PROBLEM TO WORK ON. Among the entries below, count the lines that contain the word "another". Respond with the count only.

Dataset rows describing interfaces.
◇ ◇ ◇ ◇ ◇ ◇ ◇
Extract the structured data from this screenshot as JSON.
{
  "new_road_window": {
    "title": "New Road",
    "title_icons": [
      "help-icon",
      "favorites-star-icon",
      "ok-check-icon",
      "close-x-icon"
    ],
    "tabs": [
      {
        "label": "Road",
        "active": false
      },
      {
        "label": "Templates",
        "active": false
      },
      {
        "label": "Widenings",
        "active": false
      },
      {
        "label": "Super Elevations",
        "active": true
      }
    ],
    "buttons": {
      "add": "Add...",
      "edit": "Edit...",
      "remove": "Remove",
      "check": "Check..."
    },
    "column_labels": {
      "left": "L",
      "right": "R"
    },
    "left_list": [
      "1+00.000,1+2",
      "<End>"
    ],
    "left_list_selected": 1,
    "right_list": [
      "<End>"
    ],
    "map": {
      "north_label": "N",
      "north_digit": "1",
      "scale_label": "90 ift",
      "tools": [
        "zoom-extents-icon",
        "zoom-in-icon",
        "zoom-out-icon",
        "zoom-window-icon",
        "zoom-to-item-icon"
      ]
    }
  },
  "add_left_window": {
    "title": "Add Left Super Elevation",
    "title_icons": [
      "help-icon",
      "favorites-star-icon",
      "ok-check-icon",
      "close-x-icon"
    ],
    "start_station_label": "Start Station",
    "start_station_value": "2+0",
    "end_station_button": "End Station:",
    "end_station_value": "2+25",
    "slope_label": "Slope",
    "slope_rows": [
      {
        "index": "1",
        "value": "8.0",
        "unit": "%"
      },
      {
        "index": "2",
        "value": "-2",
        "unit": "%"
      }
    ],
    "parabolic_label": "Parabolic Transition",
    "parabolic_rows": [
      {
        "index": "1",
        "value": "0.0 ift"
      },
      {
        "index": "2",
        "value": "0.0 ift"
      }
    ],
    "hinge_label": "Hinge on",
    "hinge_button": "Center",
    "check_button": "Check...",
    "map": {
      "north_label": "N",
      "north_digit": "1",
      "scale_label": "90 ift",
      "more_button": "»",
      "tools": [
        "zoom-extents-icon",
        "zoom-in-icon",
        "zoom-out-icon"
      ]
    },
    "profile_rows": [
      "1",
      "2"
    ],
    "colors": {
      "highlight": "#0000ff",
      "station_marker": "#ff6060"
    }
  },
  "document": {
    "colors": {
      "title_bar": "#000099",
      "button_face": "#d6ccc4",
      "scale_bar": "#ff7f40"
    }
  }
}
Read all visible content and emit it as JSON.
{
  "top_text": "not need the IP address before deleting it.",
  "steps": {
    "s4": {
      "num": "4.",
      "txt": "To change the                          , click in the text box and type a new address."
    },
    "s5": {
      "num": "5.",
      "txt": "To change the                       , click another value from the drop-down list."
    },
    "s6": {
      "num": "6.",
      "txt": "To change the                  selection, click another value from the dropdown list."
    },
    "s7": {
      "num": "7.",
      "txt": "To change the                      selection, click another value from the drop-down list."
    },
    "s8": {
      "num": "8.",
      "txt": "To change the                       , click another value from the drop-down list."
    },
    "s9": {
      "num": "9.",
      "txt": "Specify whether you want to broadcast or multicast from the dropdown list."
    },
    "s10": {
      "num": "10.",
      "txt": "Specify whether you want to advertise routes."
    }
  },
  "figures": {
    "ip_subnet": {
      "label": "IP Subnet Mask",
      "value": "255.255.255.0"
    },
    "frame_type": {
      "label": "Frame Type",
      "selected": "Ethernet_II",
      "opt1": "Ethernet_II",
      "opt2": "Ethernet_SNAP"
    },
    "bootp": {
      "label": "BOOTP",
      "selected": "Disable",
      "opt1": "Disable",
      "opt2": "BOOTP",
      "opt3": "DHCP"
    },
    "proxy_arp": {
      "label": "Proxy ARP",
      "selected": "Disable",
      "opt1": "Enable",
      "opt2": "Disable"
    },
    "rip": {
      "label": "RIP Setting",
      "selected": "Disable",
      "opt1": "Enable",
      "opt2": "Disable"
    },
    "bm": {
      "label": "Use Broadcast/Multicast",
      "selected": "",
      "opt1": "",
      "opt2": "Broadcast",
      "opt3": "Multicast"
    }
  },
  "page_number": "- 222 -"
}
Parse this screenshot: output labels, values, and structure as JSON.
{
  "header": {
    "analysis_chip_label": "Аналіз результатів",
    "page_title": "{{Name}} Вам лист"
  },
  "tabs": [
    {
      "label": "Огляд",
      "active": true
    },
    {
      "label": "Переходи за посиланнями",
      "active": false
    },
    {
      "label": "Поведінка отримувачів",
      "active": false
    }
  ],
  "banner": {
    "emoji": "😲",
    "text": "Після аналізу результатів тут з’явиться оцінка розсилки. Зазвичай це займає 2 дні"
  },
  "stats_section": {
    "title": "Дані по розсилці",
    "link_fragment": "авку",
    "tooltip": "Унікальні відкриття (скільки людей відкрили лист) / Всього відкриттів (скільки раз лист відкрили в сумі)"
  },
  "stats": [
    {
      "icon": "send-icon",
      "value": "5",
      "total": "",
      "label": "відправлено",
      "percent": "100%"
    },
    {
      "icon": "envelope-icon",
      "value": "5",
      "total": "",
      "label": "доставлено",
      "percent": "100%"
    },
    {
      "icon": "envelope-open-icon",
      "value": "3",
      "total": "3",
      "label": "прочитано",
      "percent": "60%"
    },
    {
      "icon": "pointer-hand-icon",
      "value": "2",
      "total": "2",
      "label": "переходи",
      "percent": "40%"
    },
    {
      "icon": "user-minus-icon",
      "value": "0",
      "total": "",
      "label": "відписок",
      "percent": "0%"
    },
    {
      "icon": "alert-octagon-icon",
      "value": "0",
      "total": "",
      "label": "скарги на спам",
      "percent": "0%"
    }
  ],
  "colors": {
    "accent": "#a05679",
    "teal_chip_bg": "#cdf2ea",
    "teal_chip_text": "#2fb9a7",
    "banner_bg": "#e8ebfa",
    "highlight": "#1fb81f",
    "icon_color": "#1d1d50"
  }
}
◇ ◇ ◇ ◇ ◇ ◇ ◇
REPLY TO THE EXERCISE. 4